The more common complaints from people with multiple sclerosis are the loss of vision quality. These losses of vision quality can be the result of several different things happening in the body all of which can come and go without warning causing little or no permanent damage in most patients.
Perhaps the most common cause of vision loss in multiple sclerosis patients is Optic Neuritis. This is an inflammation of the optic nerve that occurs when MS attacks the optic nerves. It usually results in graying of your vision, blurred vision, seeing spots or possibly loss of vision in one eye. On rare occasions it can cause temporary loss of vision in both eyes.
It is usually accompanied by pain around the eyes and possibly a burning sensation. In most cases it will reverse course by itself in a period of time with most of the vision issues resolving themselves within 5 weeks or so. Treatment for this type of vision loss in the multiple sclerosis patients is usually done using corticosteroids administered by injection for the first few days and then orally for up to 4 weeks.
A nystagmus has been found to cause quality loss in the vision of multiple sclerosis patients. The sudden onset of this involuntary jerking motion of the eyes is considered to be an early indicator of the onset of MS in many patients. It can be very mild and have no effect on the person's vision or it can be severe enough to require the use of medications and special glasses or prisms to correct their vision well enough to function.

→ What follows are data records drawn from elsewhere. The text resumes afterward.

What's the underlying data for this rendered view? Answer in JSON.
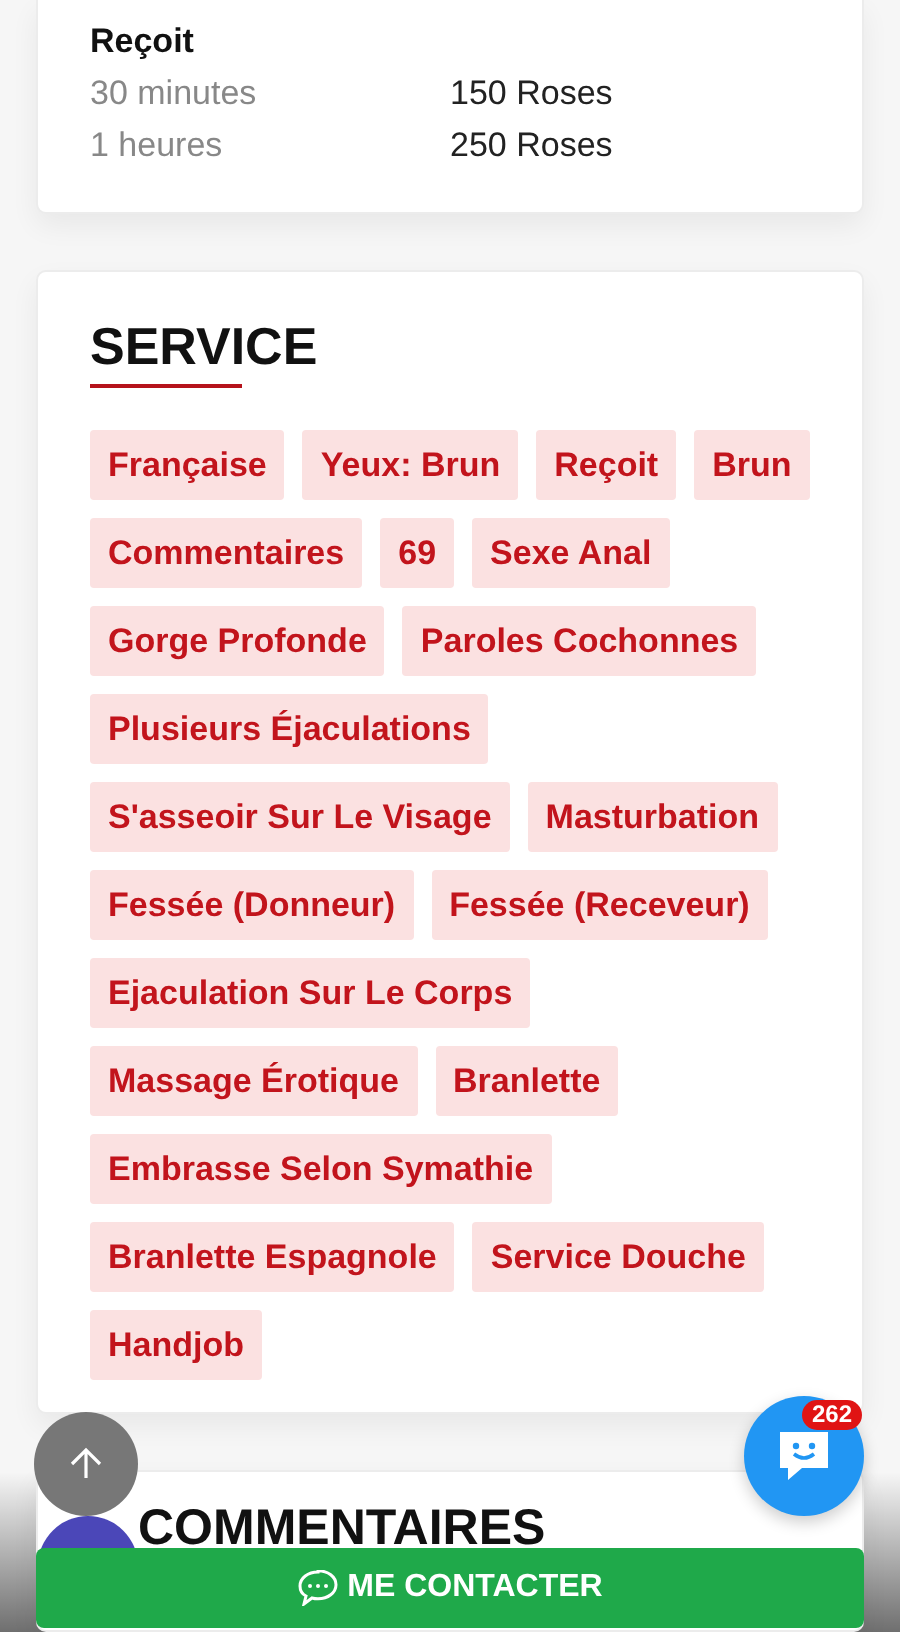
{
  "rates": {
    "title": "Reçoit",
    "rows": [
      {
        "duration": "30 minutes",
        "price": "150 Roses"
      },
      {
        "duration": "1 heures",
        "price": "250 Roses"
      }
    ]
  },
  "service": {
    "title": "SERVICE",
    "tags": [
      "Française",
      "Yeux: Brun",
      "Reçoit",
      "Brun",
      "Commentaires",
      "69",
      "Sexe Anal",
      "Gorge Profonde",
      "Paroles Cochonnes",
      "Plusieurs Éjaculations",
      "S'asseoir Sur Le Visage",
      "Masturbation",
      "Fessée (Donneur)",
      "Fessée (Receveur)",
      "Ejaculation Sur Le Corps",
      "Massage Érotique",
      "Branlette",
      "Embrasse Selon Symathie",
      "Branlette Espagnole",
      "Service Douche",
      "Handjob"
    ]
  },
  "comments": {
    "title": "COMMENTAIRES"
  },
  "chat": {
    "badge": "262"
  },
  "contact_button": {
    "label": "ME CONTACTER"
  }
}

If you suspect that you are suffering from either of these eye problems or are experiencing any change in your vision whatsoever see your doctor or optometrist as soon as possible to avoid the possibility of lasting eye damage.